App and web page records:
++++++++++++++++++++

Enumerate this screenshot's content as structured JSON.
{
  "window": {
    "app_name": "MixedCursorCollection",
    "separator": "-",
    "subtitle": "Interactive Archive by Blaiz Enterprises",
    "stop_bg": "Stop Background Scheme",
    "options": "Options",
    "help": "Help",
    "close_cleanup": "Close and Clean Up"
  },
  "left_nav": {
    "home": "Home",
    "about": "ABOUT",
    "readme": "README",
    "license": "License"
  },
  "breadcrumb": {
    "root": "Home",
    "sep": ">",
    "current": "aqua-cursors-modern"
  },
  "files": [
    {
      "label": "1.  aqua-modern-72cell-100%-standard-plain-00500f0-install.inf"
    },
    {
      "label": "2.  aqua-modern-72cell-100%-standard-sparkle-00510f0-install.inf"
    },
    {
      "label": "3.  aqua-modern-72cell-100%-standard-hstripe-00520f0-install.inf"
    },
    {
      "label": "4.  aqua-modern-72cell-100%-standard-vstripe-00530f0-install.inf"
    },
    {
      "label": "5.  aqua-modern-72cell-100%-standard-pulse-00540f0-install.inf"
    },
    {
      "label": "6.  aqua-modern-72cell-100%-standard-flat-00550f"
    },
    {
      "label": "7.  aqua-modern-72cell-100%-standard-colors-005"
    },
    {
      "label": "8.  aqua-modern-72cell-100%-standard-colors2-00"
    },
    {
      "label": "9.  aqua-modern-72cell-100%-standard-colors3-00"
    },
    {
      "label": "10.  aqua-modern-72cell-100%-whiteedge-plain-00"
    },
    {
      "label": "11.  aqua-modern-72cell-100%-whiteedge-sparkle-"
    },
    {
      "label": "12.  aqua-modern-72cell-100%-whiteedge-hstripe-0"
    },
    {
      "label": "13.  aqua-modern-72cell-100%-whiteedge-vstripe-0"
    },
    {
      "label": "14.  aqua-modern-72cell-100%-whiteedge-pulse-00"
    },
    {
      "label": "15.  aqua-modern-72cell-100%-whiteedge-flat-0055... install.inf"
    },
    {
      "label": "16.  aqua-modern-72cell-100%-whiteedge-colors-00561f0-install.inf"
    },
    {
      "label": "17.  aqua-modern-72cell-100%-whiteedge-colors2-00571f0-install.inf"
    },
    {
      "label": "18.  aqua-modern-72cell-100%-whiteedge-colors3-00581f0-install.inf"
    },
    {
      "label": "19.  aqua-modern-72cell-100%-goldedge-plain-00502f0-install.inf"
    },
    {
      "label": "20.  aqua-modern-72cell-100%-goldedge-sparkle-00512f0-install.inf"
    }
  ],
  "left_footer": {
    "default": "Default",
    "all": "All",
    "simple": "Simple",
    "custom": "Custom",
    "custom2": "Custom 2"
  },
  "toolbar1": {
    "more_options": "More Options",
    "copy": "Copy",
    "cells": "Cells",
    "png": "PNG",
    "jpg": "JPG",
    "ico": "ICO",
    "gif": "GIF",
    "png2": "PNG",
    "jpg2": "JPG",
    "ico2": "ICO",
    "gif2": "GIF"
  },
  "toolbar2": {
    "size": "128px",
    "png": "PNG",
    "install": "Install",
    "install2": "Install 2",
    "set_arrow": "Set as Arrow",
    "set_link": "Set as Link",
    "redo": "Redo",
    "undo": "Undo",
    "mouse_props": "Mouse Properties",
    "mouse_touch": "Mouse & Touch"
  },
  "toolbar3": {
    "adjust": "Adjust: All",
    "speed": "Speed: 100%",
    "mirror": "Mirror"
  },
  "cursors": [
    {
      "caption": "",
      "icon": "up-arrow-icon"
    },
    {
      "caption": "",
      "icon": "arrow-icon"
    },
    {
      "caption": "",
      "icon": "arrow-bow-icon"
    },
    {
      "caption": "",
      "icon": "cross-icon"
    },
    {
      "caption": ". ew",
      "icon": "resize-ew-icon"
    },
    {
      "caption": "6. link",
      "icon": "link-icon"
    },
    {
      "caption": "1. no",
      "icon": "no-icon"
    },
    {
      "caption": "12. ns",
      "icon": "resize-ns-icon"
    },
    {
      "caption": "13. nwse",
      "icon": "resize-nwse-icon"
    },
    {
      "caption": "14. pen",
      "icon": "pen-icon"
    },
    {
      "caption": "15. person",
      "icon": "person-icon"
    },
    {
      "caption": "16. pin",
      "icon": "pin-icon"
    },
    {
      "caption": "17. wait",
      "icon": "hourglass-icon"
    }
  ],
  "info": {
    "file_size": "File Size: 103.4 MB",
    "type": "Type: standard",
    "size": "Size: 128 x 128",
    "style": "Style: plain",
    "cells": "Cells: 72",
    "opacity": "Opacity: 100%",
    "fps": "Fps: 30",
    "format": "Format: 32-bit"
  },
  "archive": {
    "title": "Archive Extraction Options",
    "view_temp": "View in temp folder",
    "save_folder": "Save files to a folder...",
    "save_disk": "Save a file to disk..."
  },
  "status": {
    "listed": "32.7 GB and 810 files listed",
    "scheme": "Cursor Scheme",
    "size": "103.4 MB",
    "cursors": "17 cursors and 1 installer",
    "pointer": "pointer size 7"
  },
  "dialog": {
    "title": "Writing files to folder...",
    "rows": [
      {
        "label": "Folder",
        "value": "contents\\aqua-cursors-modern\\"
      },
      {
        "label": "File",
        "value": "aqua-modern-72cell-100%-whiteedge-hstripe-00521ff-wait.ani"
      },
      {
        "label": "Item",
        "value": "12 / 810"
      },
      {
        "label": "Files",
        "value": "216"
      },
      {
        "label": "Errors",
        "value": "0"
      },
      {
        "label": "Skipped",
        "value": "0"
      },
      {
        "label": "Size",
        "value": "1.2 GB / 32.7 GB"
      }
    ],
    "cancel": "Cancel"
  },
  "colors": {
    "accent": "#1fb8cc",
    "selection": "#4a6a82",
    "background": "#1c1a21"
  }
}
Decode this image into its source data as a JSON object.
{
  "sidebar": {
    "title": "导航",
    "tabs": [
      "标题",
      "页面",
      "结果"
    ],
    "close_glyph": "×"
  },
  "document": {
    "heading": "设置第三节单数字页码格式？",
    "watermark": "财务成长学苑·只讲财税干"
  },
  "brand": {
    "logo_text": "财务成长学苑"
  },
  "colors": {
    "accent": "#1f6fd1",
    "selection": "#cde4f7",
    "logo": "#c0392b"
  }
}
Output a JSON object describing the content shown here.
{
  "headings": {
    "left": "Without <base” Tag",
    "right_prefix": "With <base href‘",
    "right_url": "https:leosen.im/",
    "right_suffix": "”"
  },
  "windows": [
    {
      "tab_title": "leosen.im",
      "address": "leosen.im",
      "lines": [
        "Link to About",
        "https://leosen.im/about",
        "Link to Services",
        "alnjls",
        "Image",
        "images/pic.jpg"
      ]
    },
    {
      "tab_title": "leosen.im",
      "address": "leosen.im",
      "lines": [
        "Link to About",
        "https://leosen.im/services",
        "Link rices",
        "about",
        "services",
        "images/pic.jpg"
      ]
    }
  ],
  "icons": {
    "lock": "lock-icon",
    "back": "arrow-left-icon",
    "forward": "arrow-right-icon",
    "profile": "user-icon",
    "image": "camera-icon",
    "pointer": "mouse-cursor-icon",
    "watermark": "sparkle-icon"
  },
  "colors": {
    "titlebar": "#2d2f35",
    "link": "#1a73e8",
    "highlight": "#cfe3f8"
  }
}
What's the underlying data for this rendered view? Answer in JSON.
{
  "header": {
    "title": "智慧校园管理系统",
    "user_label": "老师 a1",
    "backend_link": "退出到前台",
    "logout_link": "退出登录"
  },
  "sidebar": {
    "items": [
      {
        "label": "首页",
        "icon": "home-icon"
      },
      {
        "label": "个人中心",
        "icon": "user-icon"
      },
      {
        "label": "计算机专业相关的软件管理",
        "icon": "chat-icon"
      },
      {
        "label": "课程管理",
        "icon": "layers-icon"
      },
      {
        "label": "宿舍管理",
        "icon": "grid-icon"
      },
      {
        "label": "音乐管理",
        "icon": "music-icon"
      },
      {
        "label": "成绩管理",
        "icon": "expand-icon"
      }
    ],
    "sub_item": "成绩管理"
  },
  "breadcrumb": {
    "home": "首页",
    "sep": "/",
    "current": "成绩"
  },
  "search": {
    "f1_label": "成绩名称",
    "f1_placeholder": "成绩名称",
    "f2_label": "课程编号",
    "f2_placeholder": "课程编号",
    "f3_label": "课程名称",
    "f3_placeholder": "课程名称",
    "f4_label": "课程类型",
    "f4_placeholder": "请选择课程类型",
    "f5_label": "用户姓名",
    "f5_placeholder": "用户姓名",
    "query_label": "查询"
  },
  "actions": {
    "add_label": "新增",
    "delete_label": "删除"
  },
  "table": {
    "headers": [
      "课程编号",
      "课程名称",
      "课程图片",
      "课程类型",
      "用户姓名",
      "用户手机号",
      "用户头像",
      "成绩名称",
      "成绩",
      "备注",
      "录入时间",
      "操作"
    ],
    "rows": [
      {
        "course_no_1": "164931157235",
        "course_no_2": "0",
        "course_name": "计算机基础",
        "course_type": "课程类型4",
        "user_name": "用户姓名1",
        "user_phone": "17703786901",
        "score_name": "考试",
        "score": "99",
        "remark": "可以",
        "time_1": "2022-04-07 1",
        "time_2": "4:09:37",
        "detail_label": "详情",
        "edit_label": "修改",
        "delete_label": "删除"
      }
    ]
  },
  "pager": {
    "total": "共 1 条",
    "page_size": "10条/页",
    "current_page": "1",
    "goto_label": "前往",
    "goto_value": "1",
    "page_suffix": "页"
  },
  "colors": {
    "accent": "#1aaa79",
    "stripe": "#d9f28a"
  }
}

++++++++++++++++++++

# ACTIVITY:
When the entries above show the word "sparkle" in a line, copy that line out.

# SOLUTION TO THE PROBLEM:
      "label": "2.  aqua-modern-72cell-100%-standard-sparkle-00510f0-install.inf"
      "label": "11.  aqua-modern-72cell-100%-whiteedge-sparkle-"
      "label": "20.  aqua-modern-72cell-100%-goldedge-sparkle-00512f0-install.inf"
    "watermark": "sparkle-icon"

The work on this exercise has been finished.